Getting lift off – insight into youth development programmes

To counteract concerns the job market would get harder for its rangatahi (young people) following the Covid-19 outbreak, they fast-tracked plans to create jobs themselves and LIFT Business on Emerson Street, Napier, was born.

This retail hub, supported by council and charitable funding, opened its doors in August selling products made by LIFT’s rangatahi ‘clients’ or their broader whānau. Part of the shop is set aside for running a screen-printing business, while out the back rangatahi with business ideas work through business modelling and skills courses with staff.

“This is literally the only initiative like this in New Zealand,” says LIFT founder and director Jody Hamilton. Fledgling businesses are already hatching. One 22-year-old participant has launched a domestic cleaning business with help from LIFT Business. “She came back in to us on Thursday because she needs to hire someone now. It’s brilliant,” she says.

“Even within our retail hub we’ve hired seven people to fill retail associate and screen-printing jobs, who were all unemployed before. Five of them had never worked before in their lives,”
says Jody.

This proactive attitude is what got LIFT started in the first place. The statistics on job prospects for Māori boys in Hawkes Bay, did not impress Jody. With a young son herself she wanted to do something about it and in 2017, LIFT Youth Employment began.
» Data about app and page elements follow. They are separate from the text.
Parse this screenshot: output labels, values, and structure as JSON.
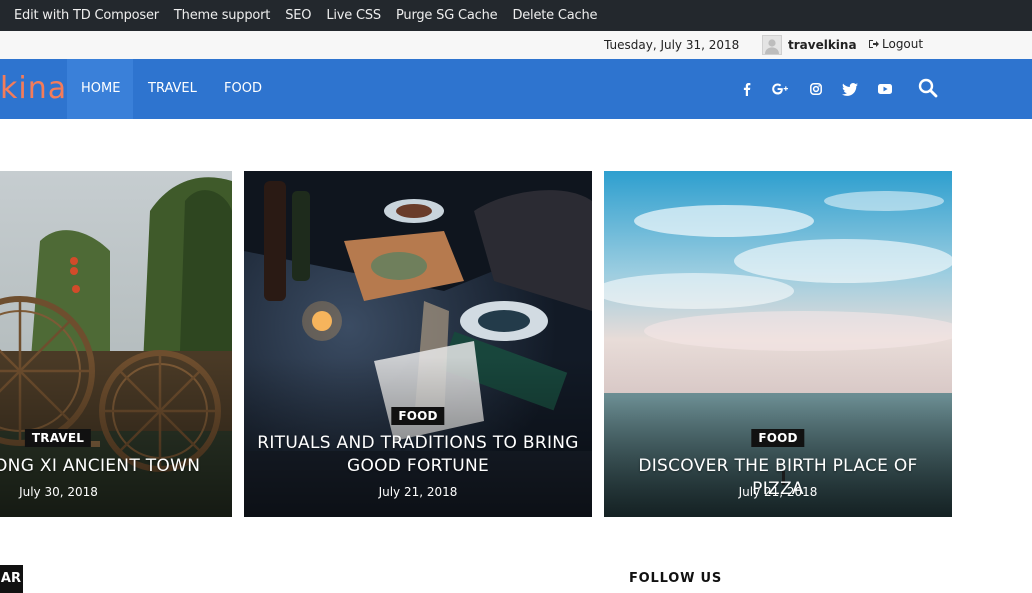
{
  "admin_bar": {
    "items": [
      "Edit with TD Composer",
      "Theme support",
      "SEO",
      "Live CSS",
      "Purge SG Cache",
      "Delete Cache"
    ]
  },
  "top_bar": {
    "date": "Tuesday, July 31, 2018",
    "username": "travelkina",
    "logout": "Logout"
  },
  "header": {
    "logo_text": "kina",
    "nav": [
      "HOME",
      "TRAVEL",
      "FOOD"
    ],
    "social_icons": [
      "facebook-icon",
      "google-plus-icon",
      "instagram-icon",
      "twitter-icon",
      "youtube-icon"
    ],
    "search_icon": "search-icon",
    "brand_color": "#2e74cf",
    "logo_color": "#f47c5a"
  },
  "posts": [
    {
      "category": "TRAVEL",
      "title": "ONG XI ANCIENT TOWN",
      "date": "July 30, 2018"
    },
    {
      "category": "FOOD",
      "title": "RITUALS AND TRADITIONS TO BRING GOOD FORTUNE",
      "date": "July 21, 2018"
    },
    {
      "category": "FOOD",
      "title": "DISCOVER THE BIRTH PLACE OF PIZZA",
      "date": "July 21, 2018"
    }
  ],
  "bottom": {
    "left_label": "AR",
    "follow_us": "FOLLOW US"
  }
}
A key part of its success is its Bounce Programme, which teaches rangatahi about how their brains work, communication style and integrity. They learn their pepeha (self-introduction) and about their turangawaewae (where they come from), as well as employer and employee expectations.

“This culminates in the graduation at the end of the two weeks, where they present a plan of where they want to be. It includes personal and professional goals and that’s what we use as the basis of working with them. Then we do whatever it takes to deliver that. It’s transformational,” Jody says.

Many will have been involved with the criminal justice system, so LIFT spends time working with various services to help their clients get on track towards their goals. Others may need help with getting their driver license. “We tend to be receiving through our doors what other people think are the most disadvantaged and unruly kids in the area. But everyone has dreams and aspirations, even these rangatahi deserve the right to chase them,” says Graeme Ewart, in charge of LIFT’s business development.

LIFT uses a reverse marketing approach – establishing what the rangatahi want and then finding an employer that fits, rather than the other way around. It’s getting results. LIFT exceeded the employment target on a recent government contract by eight times. They aim to move 95 individuals a year towards employment and have already worked with about 700 people since LIFT began.

“Even if [the rangatahi] wants to be a rocket scientist, we start them on that journey. Over time they realise that they might need to do some other jobs or training along the way,” Graeme says.

Find out more about LIFT Youth Employment and LIFT Business.